(INPUT FOR THIS TASK)

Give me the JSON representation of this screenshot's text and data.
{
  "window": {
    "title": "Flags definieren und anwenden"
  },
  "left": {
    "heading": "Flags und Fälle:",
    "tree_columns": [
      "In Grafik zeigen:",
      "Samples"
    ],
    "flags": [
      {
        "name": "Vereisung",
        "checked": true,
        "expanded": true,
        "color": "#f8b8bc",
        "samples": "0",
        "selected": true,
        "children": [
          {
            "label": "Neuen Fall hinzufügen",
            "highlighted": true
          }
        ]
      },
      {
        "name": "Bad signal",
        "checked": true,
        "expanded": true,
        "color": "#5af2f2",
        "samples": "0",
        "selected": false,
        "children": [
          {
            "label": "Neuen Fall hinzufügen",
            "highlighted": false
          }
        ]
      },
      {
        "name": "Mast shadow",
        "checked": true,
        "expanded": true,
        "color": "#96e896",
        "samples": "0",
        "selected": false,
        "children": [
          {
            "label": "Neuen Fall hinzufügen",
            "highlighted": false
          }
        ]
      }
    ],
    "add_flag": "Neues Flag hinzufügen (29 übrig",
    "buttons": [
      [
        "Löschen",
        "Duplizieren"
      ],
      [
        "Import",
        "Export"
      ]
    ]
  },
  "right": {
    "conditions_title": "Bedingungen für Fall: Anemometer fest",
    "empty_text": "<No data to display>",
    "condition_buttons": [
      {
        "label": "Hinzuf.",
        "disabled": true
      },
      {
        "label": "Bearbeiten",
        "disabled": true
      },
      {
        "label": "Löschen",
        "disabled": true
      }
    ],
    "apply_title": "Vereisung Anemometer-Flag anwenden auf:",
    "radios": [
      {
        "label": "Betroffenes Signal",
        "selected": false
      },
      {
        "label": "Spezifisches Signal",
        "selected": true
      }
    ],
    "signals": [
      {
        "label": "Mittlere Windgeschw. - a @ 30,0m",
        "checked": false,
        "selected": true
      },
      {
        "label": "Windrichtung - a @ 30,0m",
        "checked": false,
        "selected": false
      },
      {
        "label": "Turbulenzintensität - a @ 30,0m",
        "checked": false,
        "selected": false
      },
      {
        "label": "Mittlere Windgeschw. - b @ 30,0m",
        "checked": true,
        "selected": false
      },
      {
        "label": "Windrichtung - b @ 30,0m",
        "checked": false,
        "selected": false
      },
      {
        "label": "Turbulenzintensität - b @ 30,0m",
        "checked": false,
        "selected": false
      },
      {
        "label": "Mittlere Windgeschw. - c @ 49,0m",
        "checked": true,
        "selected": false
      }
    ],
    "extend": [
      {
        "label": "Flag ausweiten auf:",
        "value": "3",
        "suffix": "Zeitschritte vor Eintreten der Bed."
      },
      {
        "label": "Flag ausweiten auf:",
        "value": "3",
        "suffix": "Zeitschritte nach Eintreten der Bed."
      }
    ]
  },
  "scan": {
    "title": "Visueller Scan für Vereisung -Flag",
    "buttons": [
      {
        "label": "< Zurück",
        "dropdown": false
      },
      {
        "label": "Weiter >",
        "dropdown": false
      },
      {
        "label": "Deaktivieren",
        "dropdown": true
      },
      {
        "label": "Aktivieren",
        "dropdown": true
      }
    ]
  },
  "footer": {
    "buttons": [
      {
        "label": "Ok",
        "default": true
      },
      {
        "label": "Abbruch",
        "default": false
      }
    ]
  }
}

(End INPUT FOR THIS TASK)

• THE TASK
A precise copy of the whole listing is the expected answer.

• REPLY TO THE TASK
Give me the JSON representation of this screenshot's text and data.
{
  "window": {
    "title": "Flags definieren und anwenden"
  },
  "left": {
    "heading": "Flags und Fälle:",
    "tree_columns": [
      "In Grafik zeigen:",
      "Samples"
    ],
    "flags": [
      {
        "name": "Vereisung",
        "checked": true,
        "expanded": true,
        "color": "#f8b8bc",
        "samples": "0",
        "selected": true,
        "children": [
          {
            "label": "Neuen Fall hinzufügen",
            "highlighted": true
          }
        ]
      },
      {
        "name": "Bad signal",
        "checked": true,
        "expanded": true,
        "color": "#5af2f2",
        "samples": "0",
        "selected": false,
        "children": [
          {
            "label": "Neuen Fall hinzufügen",
            "highlighted": false
          }
        ]
      },
      {
        "name": "Mast shadow",
        "checked": true,
        "expanded": true,
        "color": "#96e896",
        "samples": "0",
        "selected": false,
        "children": [
          {
            "label": "Neuen Fall hinzufügen",
            "highlighted": false
          }
        ]
      }
    ],
    "add_flag": "Neues Flag hinzufügen (29 übrig",
    "buttons": [
      [
        "Löschen",
        "Duplizieren"
      ],
      [
        "Import",
        "Export"
      ]
    ]
  },
  "right": {
    "conditions_title": "Bedingungen für Fall: Anemometer fest",
    "empty_text": "<No data to display>",
    "condition_buttons": [
      {
        "label": "Hinzuf.",
        "disabled": true
      },
      {
        "label": "Bearbeiten",
        "disabled": true
      },
      {
        "label": "Löschen",
        "disabled": true
      }
    ],
    "apply_title": "Vereisung Anemometer-Flag anwenden auf:",
    "radios": [
      {
        "label": "Betroffenes Signal",
        "selected": false
      },
      {
        "label": "Spezifisches Signal",
        "selected": true
      }
    ],
    "signals": [
      {
        "label": "Mittlere Windgeschw. - a @ 30,0m",
        "checked": false,
        "selected": true
      },
      {
        "label": "Windrichtung - a @ 30,0m",
        "checked": false,
        "selected": false
      },
      {
        "label": "Turbulenzintensität - a @ 30,0m",
        "checked": false,
        "selected": false
      },
      {
        "label": "Mittlere Windgeschw. - b @ 30,0m",
        "checked": true,
        "selected": false
      },
      {
        "label": "Windrichtung - b @ 30,0m",
        "checked": false,
        "selected": false
      },
      {
        "label": "Turbulenzintensität - b @ 30,0m",
        "checked": false,
        "selected": false
      },
      {
        "label": "Mittlere Windgeschw. - c @ 49,0m",
        "checked": true,
        "selected": false
      }
    ],
    "extend": [
      {
        "label": "Flag ausweiten auf:",
        "value": "3",
        "suffix": "Zeitschritte vor Eintreten der Bed."
      },
      {
        "label": "Flag ausweiten auf:",
        "value": "3",
        "suffix": "Zeitschritte nach Eintreten der Bed."
      }
    ]
  },
  "scan": {
    "title": "Visueller Scan für Vereisung -Flag",
    "buttons": [
      {
        "label": "< Zurück",
        "dropdown": false
      },
      {
        "label": "Weiter >",
        "dropdown": false
      },
      {
        "label": "Deaktivieren",
        "dropdown": true
      },
      {
        "label": "Aktivieren",
        "dropdown": true
      }
    ]
  },
  "footer": {
    "buttons": [
      {
        "label": "Ok",
        "default": true
      },
      {
        "label": "Abbruch",
        "default": false
      }
    ]
  }
}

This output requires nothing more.